Mr. Kataori picks a well-grown mushroom, holds it carefully with both hands and checks the smell of the lamella. “I felt a cold chill. I somehow feel a chill when I find a really good ingredient. The mushroom was very heavy, containing much water inside, and had the distinguished smell of a Genboku shiitake mushroom. I’m sure it will taste really good when grilled”, he said with a smile.
The title of Noto Temari is proof of the highest class that satisfies the strict standards.
Even when grilled, thick and moist Noto 115 do not shrink, and their elasticity, smooth texture and rich flavor can be enjoyed. Particularly large Noto 115 mushrooms with good shape are brought to the JA test room and judged for Noto Temari certification.
The strict standards for Noto Temari are as follows:
‧ Pileus diameter of 8cm or more
‧ Pileus thickness of 3cm or more
‧ Curl length at the tip of the pileus of 1cm or more
‧ Good shape
Noto 115 mushrooms brought to the test room are all excellent specimens. However, only 30% of them are approved as Noto Temari. Even in the case of Mr. Takamori, the master of Noto Temari, only 1% of his harvest is approved as Noto Temari. This fact shows just how rare Noto Temari mushrooms are.
Yoshinori Muroki started farming three years ago, and now manages 5,500 logs in three greenhouses in Anamizu Town. In the harvest season, he works from 7:00am to 7:00pm. Even at the peak of harvest, he can only produce 60 mushrooms each week that are candidates for Noto Temari. It is really difficult to produce Noto Temari. “I have worked for three years, and the harvest is different each year. This year is not bad, but last year was very hard. The harvest is probably influenced by temperature and rainfall, but there are also many unknown factors. I need a lot more experience. I just have to work diligently,” says Mr. Muroki calmly.
Mr. Kataori was impressed by the production site, saying “compared to mushrooms grown in artificial sawdust beds, mushrooms grown in raw wood are much better in taste and smell, and are superior as an ingredient. However, I did not know that raw wood cultivation is this difficult.

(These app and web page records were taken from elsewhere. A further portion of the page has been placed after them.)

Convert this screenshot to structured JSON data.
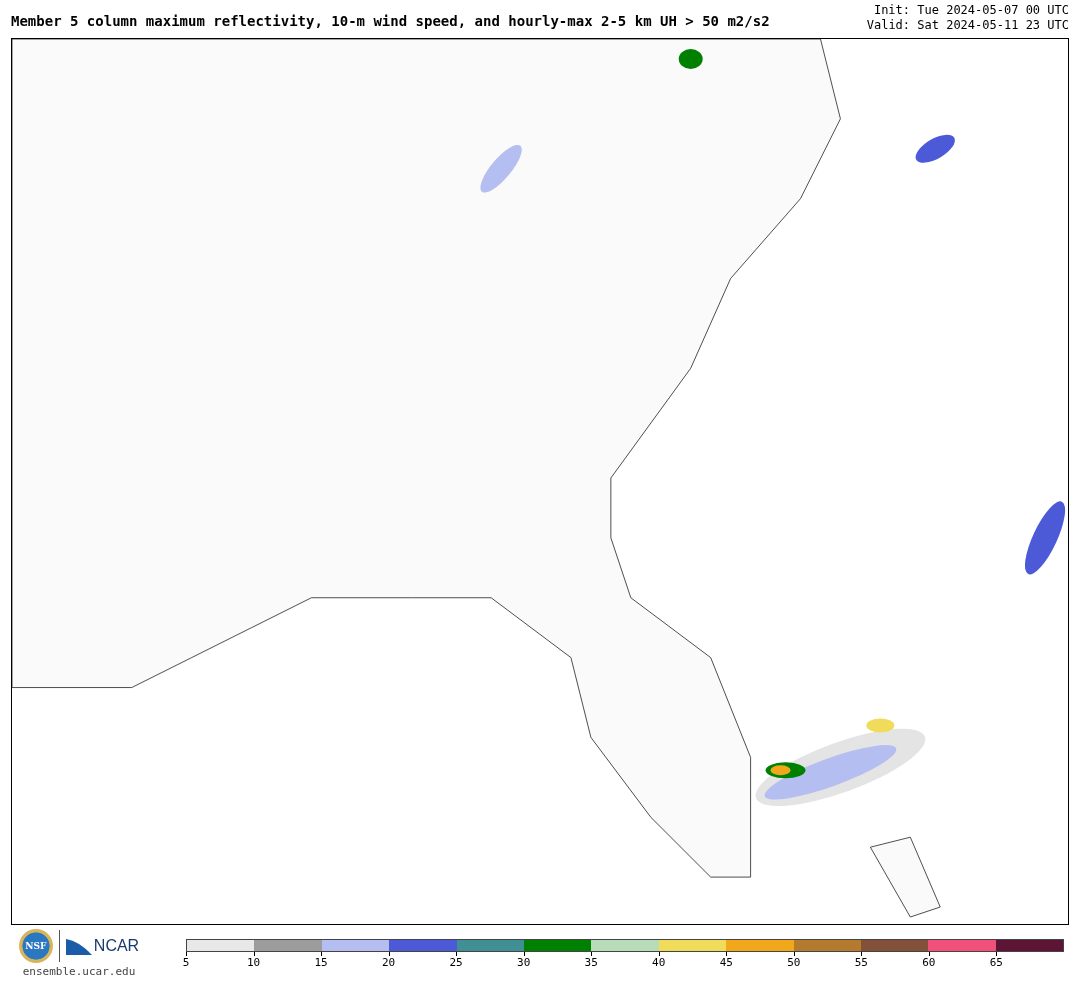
{
  "header": {
    "title": "Member 5 column maximum reflectivity, 10-m wind speed, and hourly-max 2-5 km UH > 50 m2/s2",
    "init": "Init: Tue 2024-05-07 00 UTC",
    "valid": "Valid: Sat 2024-05-11 23 UTC"
  },
  "footer": {
    "nsf_logo": "NSF",
    "ncar_logo": "NCAR",
    "site": "ensemble.ucar.edu"
  },
  "colorbar": {
    "bins": [
      {
        "label": "5",
        "color": "#e8e8e8"
      },
      {
        "label": "10",
        "color": "#9c9c9c"
      },
      {
        "label": "15",
        "color": "#b4bef0"
      },
      {
        "label": "20",
        "color": "#4c5ad8"
      },
      {
        "label": "25",
        "color": "#3f8f94"
      },
      {
        "label": "30",
        "color": "#008000"
      },
      {
        "label": "35",
        "color": "#b8dcb8"
      },
      {
        "label": "40",
        "color": "#f0dc5a"
      },
      {
        "label": "45",
        "color": "#f0a81a"
      },
      {
        "label": "50",
        "color": "#b47a2e"
      },
      {
        "label": "55",
        "color": "#83513a"
      },
      {
        "label": "60",
        "color": "#f0507a"
      },
      {
        "label": "65",
        "color": "#5e1535"
      }
    ]
  }
}
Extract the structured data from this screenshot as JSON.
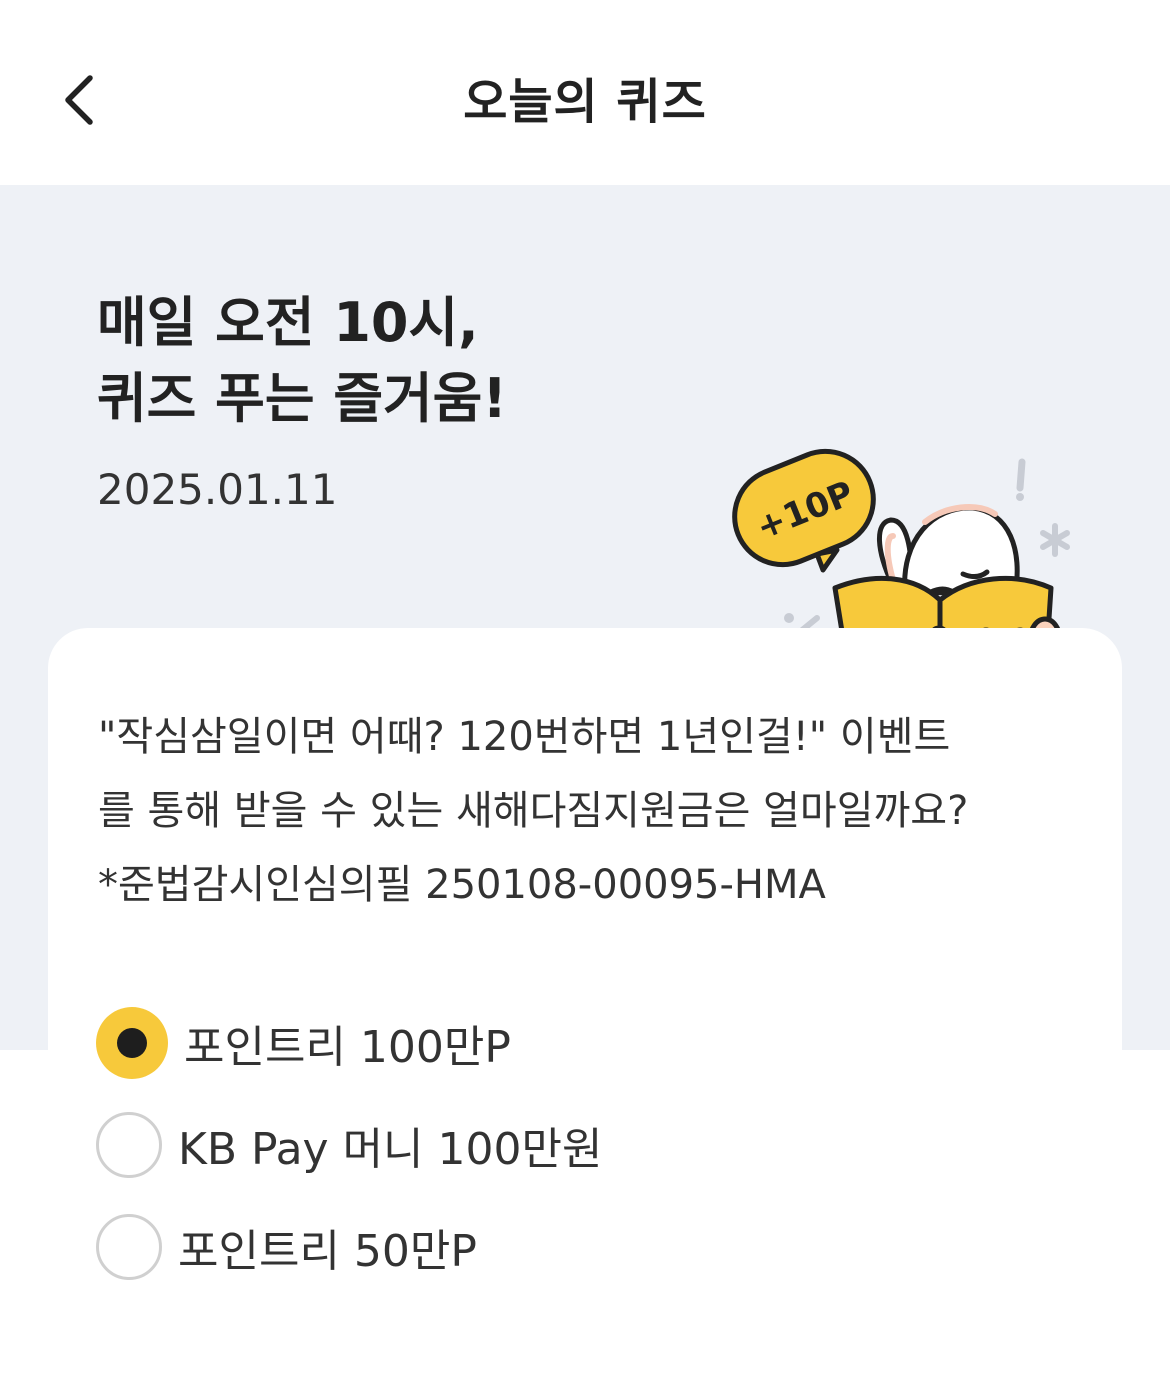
{
  "header": {
    "title": "오늘의 퀴즈",
    "back_icon": "chevron-left-icon"
  },
  "hero": {
    "headline_line1": "매일 오전 10시,",
    "headline_line2": "퀴즈 푸는 즐거움!",
    "date": "2025.01.11",
    "badge_text": "+10P",
    "accent_color": "#f7c93b"
  },
  "quiz": {
    "question_line1": "\"작심삼일이면 어때? 120번하면 1년인걸!\" 이벤트",
    "question_line2": "를 통해 받을 수 있는 새해다짐지원금은 얼마일까요?",
    "question_line3": "*준법감시인심의필 250108-00095-HMA",
    "options": [
      {
        "label": "포인트리 100만P",
        "selected": true
      },
      {
        "label": "KB Pay 머니 100만원",
        "selected": false
      },
      {
        "label": "포인트리 50만P",
        "selected": false
      }
    ]
  }
}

The big logs weigh 15kg. It is incredibly hard work to move thousands of logs from the mountains to greenhouses, and then back to the mountains. Knowing this fact, I feel more affection for Noto 115.”
(supported by Ishikawa Prefecture)